Available data:
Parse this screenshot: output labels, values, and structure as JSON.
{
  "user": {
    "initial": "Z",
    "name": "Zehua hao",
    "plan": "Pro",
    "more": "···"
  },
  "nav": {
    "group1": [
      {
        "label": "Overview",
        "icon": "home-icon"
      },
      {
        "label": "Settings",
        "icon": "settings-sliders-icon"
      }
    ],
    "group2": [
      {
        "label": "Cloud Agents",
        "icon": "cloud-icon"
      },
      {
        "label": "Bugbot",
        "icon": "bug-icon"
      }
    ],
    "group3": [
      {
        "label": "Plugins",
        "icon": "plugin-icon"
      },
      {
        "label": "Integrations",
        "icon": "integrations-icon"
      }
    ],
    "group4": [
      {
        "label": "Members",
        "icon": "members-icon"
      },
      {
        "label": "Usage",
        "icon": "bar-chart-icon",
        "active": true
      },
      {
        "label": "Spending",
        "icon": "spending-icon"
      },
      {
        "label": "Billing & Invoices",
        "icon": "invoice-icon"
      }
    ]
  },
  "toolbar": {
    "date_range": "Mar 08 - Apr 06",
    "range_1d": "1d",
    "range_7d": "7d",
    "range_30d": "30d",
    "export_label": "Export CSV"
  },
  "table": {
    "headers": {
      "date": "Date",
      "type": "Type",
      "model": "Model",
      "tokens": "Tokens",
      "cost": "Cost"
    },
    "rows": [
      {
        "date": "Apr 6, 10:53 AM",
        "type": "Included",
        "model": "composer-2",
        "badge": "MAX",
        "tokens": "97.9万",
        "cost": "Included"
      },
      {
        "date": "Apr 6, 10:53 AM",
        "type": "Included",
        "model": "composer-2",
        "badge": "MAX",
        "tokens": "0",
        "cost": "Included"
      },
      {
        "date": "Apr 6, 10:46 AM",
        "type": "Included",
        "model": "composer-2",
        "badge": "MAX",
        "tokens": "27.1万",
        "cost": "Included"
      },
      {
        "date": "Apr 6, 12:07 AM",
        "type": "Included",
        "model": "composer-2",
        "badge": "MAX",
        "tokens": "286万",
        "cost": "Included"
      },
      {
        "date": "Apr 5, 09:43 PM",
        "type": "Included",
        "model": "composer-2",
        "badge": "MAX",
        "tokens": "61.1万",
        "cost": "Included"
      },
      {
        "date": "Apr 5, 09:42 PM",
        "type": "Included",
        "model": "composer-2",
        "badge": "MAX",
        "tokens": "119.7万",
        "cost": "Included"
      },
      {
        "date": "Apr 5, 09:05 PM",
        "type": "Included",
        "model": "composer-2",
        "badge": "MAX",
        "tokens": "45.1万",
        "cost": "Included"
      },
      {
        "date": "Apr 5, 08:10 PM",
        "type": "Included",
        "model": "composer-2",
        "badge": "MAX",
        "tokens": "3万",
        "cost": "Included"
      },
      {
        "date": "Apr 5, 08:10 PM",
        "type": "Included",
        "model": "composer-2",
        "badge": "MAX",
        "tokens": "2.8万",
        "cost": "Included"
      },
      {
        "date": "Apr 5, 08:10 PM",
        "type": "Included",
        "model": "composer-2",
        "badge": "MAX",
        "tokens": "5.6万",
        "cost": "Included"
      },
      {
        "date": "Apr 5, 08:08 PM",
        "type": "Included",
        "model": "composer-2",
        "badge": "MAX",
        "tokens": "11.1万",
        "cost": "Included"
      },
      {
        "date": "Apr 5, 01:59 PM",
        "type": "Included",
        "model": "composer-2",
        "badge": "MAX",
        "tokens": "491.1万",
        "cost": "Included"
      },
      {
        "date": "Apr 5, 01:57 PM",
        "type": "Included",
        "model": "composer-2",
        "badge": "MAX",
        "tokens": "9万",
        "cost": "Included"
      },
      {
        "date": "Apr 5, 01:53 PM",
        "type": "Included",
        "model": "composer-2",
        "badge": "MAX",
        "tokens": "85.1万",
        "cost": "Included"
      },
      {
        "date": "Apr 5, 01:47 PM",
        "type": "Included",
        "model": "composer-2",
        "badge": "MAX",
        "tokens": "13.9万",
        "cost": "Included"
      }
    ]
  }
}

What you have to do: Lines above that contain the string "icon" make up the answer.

Written answer:
        "icon": "home-icon"
        "icon": "settings-sliders-icon"
        "icon": "cloud-icon"
        "icon": "bug-icon"
        "icon": "plugin-icon"
        "icon": "integrations-icon"
        "icon": "members-icon"
        "icon": "bar-chart-icon",
        "icon": "spending-icon"
        "icon": "invoice-icon"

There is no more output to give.